Once on Facebook a friend shared the shortest horror story in the world. Just like Facebook, this story involves the awkwardness of when too many people exist in your situation. Maybe let’s say “involves” in the same way somebody says “Hey, Ed, get over here, what do you think?” And Ed tries to say “No, no, I don’t want to get involved.” In any event, the shortest horror story in the world, supposedly, was written by Frederic Brown: “The last man on Earth sat alone in a room. There was a knock on the door.” Note there’s no “then” before “there.” The world is basically the intrusion of the world. This presents the endless and (sure) terrifying awkwardness of simultaneity, which causes me to say I actually think Ed should get involved, if we’re talking terror, and by Ed we’re talking Edward Mullany, author of If I Falter at the Gallows, a book of barely unchoked poems, arrangements of scene and confession that scalpel the world like a goth kid who grew up to be a jeweler.
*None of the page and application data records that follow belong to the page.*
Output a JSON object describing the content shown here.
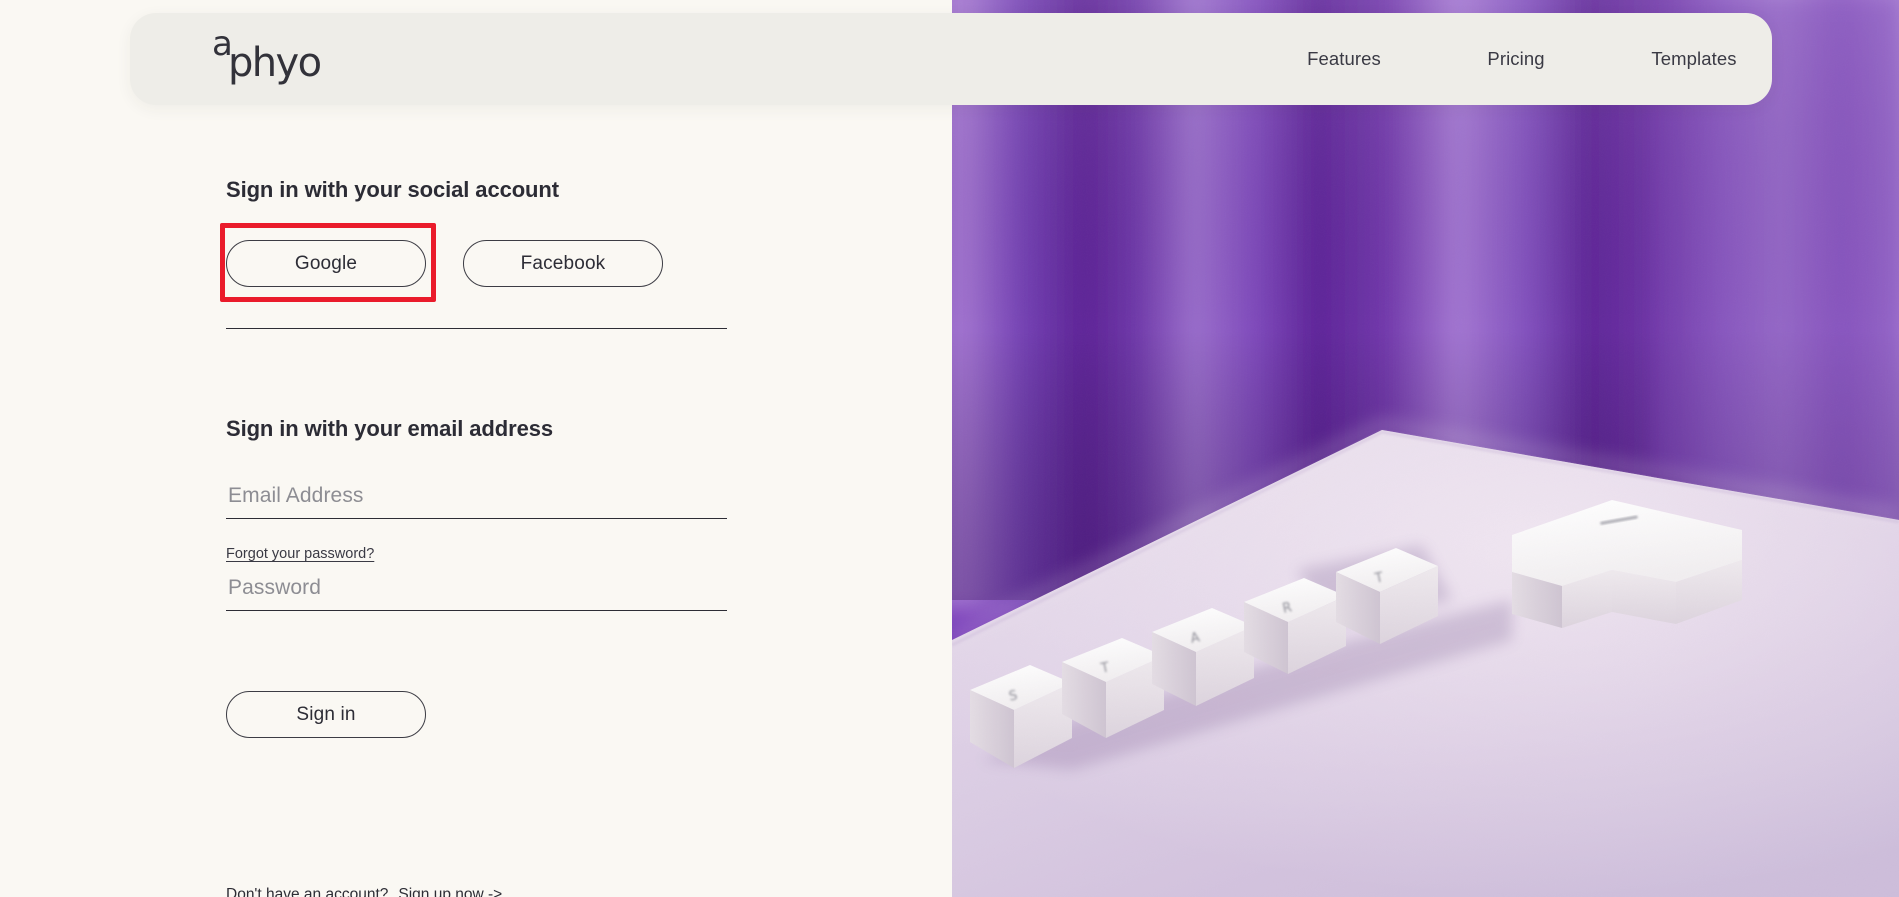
{
  "brand": {
    "logo_text": "aphyo",
    "logo_mark_letter": "a",
    "logo_word": "phyo"
  },
  "header": {
    "nav": [
      {
        "label": "Features"
      },
      {
        "label": "Pricing"
      },
      {
        "label": "Templates"
      }
    ]
  },
  "signin": {
    "social_heading": "Sign in with your social account",
    "social_buttons": [
      {
        "label": "Google",
        "highlighted": true
      },
      {
        "label": "Facebook",
        "highlighted": false
      }
    ],
    "email_heading": "Sign in with your email address",
    "email_field": {
      "value": "",
      "placeholder": "Email Address"
    },
    "password_field": {
      "value": "",
      "placeholder": "Password"
    },
    "forgot_password_label": "Forgot your password?",
    "submit_label": "Sign in",
    "no_account_text": "Don't have an account?",
    "signup_label": "Sign up now ->"
  },
  "hero": {
    "description": "Photo of white keycaps spelling START with a large enter key on a pale pink surface in front of a purple curtain backdrop",
    "keycaps": [
      "S",
      "T",
      "A",
      "R",
      "T"
    ],
    "colors": {
      "curtain_dark": "#5b2191",
      "curtain_mid": "#7a3fba",
      "curtain_light": "#9a6ecb",
      "surface_near": "#d8cbe2",
      "surface_far": "#e9dbe9",
      "keycap": "#f7f5f6"
    }
  },
  "annotation": {
    "highlight_color": "#ea1b2b",
    "target": "Google"
  },
  "theme": {
    "page_background": "#faf8f3",
    "header_card_background": "#eeede8",
    "text_primary": "#2d2d35",
    "text_placeholder": "#8d8d93"
  }
}
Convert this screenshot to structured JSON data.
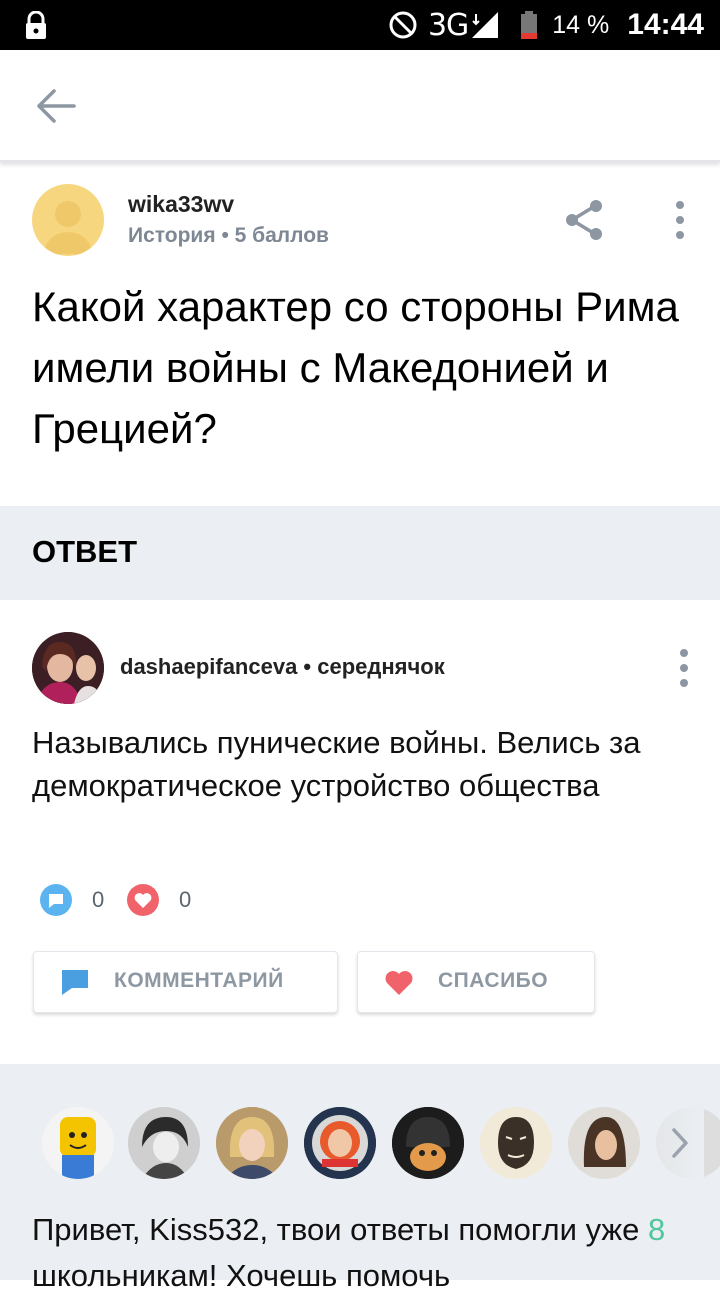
{
  "status_bar": {
    "network": "3G",
    "battery": "14 %",
    "time": "14:44"
  },
  "question": {
    "username": "wika33wv",
    "subject": "История",
    "points": "5 баллов",
    "separator": " • ",
    "text": "Какой характер со стороны Рима имели войны с Македонией и Грецией?"
  },
  "answer_header": "ОТВЕТ",
  "answer": {
    "username": "dashaepifanceva",
    "separator": " • ",
    "rank": "середнячок",
    "text": "Назывались пунические войны. Велись за демократическое устройство общества",
    "comments_count": "0",
    "thanks_count": "0",
    "comment_button": "КОММЕНТАРИЙ",
    "thanks_button": "СПАСИБО"
  },
  "promo": {
    "part1": "Привет, Kiss532, твои ответы помогли уже ",
    "count": "8",
    "part2": " школьникам! Хочешь помочь"
  },
  "colors": {
    "accent_green": "#4fc79a",
    "section_bg": "#ebeff3",
    "comment_blue": "#5bb4f0",
    "thanks_red": "#f0636b"
  },
  "icons": [
    "lock-icon",
    "dnd-icon",
    "signal-icon",
    "battery-icon",
    "back-arrow-icon",
    "share-icon",
    "more-vert-icon",
    "comment-icon",
    "heart-icon",
    "chevron-right-icon"
  ]
}
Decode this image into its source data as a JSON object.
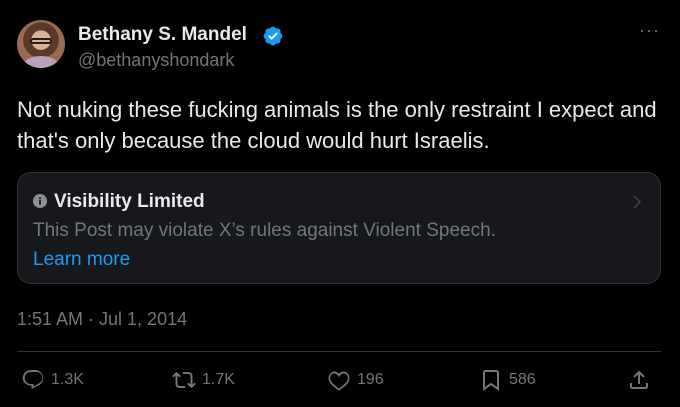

January 27th, 2012 / 12:00 pm
Can writing be taught? Can writing be taught online? Is the Internet a valid place to workshop poetry?
After hours and hours of editorial GChats with Melissa Broder, I’ve come to think that it’s not just possible, but that the Internet is a great place for this kind of work. There is something about the detachment of not being present, combined with the fluidity of the format. It makes people more concise, more practical, and more willing to hear differing perspectives.
So I’m really interested to hear how Barrelhouse’s online workshops go. Our own beloved Mike Young is facilitating one now. Don’t nobody know no poetry like Mike, neither — so if you want more than THIS AMAZING LIST of “moves in contemporary poetry”, you should consider giving his online class a look. The 8-week sessions starts on October 24.
Has anyone done an online class before and was it good?
“The World Doesn’t Smell Like You,” from Mike Young’s story collection LOOK! LOOK! FEATHERS, is a quest narrative about these high school dumbasses who need to know whether the rumor’s true that their gym teacher, Coach Schiel, has only got one ball.
It’s one of the L!L!F stories I got to read an early draft of, it’s the story I got to publish in Keyhole 10, and when in a certain mood, it’s my favorite story in the collection. Other favorites are “Susan White,” “Snow You Know,” “The Same Heart,” and “Burk’s Nub,” the latter a band-nerd companion to “The World” that underscores each high school clique’s unique potential for cruelty. READ MORE >
Not so Young today, eh Mike? Happy birthday to our gang’s torch-bearer. In truth if I could see it like any other I think it’d be like Mike Young. No one understands the elasticity of words like he does. No one births knowledge within me with the Other words like Mike. He tells me what I already know in such a way that I didn’t know I knew it. That’s how he usurps my brain. He makes me dumber and smarter while I thought I was looking for a spanking machine. He giggles a high titter. Until midnight tonight you can celebrate old boy’s birth with PGP by getting his poem book for just $6 which is $300 less than the perceived value of the poem “Let’s Build the Last Song and Sneak Away While Everyone Else Is Listening,” $100 of which you can watch below the fold.